• **PROBLEM DESCRIPTION**: For every line that contains the string "text", pull that line out of the material below.

• **DATA**:
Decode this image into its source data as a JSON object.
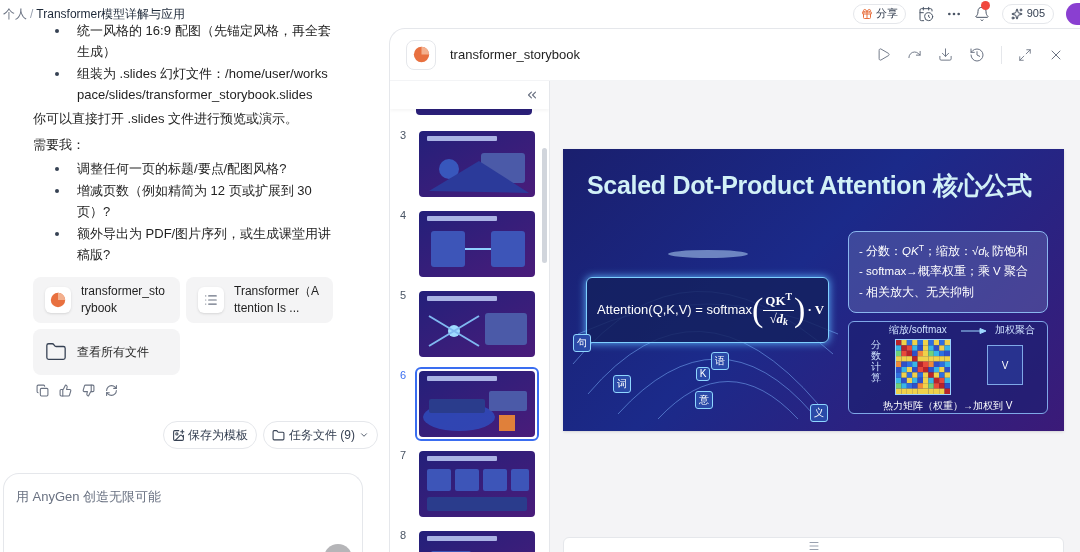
{
  "breadcrumb": {
    "parts": [
      "个人",
      "Transformer模型详解与应用"
    ],
    "separator": "/"
  },
  "topbar": {
    "share": "分享",
    "credits": "905",
    "notification": true
  },
  "chat": {
    "blocks": [
      {
        "kind": "bullet",
        "text": "统一风格的 16:9 配图（先锚定风格，再全套生成）"
      },
      {
        "kind": "bullet",
        "text": "组装为 .slides 幻灯文件：/home/user/workspace/slides/transformer_storybook.slides"
      },
      {
        "kind": "paragraph",
        "text": "你可以直接打开 .slides 文件进行预览或演示。"
      },
      {
        "kind": "paragraph",
        "text": "需要我："
      },
      {
        "kind": "bullet",
        "text": "调整任何一页的标题/要点/配图风格?"
      },
      {
        "kind": "bullet",
        "text": "增减页数（例如精简为 12 页或扩展到 30 页）?"
      },
      {
        "kind": "bullet",
        "text": "额外导出为 PDF/图片序列，或生成课堂用讲稿版?"
      }
    ],
    "files": [
      {
        "kind": "slides",
        "name": "transformer_storybook"
      },
      {
        "kind": "doc",
        "name": "Transformer（Attention Is ..."
      },
      {
        "kind": "folder",
        "name": "查看所有文件"
      }
    ],
    "save_template": "保存为模板",
    "task_files": "任务文件 (9)",
    "input": {
      "placeholder": "用 AnyGen 创造无限可能"
    }
  },
  "viewer": {
    "title": "transformer_storybook",
    "thumbnails": [
      {
        "number": "3",
        "selected": false
      },
      {
        "number": "4",
        "selected": false
      },
      {
        "number": "5",
        "selected": false
      },
      {
        "number": "6",
        "selected": true
      },
      {
        "number": "7",
        "selected": false
      },
      {
        "number": "8",
        "selected": false
      }
    ],
    "slide": {
      "title": "Scaled Dot-Product Attention 核心公式",
      "formula": {
        "lhs": "Attention(Q,K,V) = softmax",
        "left_paren": "(",
        "numerator": "QK$^{T}$",
        "denominator": "√d$_{k}$",
        "right_paren": ")",
        "rhs": "· V"
      },
      "points": [
        "- 分数：*QK*$^{T}$；缩放：√*d*$_{k}$ 防饱和",
        "- softmax→概率权重；乘 V 聚合",
        "- 相关放大、无关抑制"
      ],
      "heatmap": {
        "top_left": "缩放/softmax",
        "top_right": "加权聚合",
        "side": "分数计算",
        "output": "V",
        "caption": "热力矩阵（权重）→加权到 V"
      },
      "tokens": [
        "句",
        "语",
        "词",
        "意",
        "义",
        "K"
      ]
    }
  }
}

• **RESPONSE**:
        "text": "统一风格的 16:9 配图（先锚定风格，再全套生成）"
        "text": "组装为 .slides 幻灯文件：/home/user/workspace/slides/transformer_storybook.slides"
        "text": "你可以直接打开 .slides 文件进行预览或演示。"
        "text": "需要我："
        "text": "调整任何一页的标题/要点/配图风格?"
        "text": "增减页数（例如精简为 12 页或扩展到 30 页）?"
        "text": "额外导出为 PDF/图片序列，或生成课堂用讲稿版?"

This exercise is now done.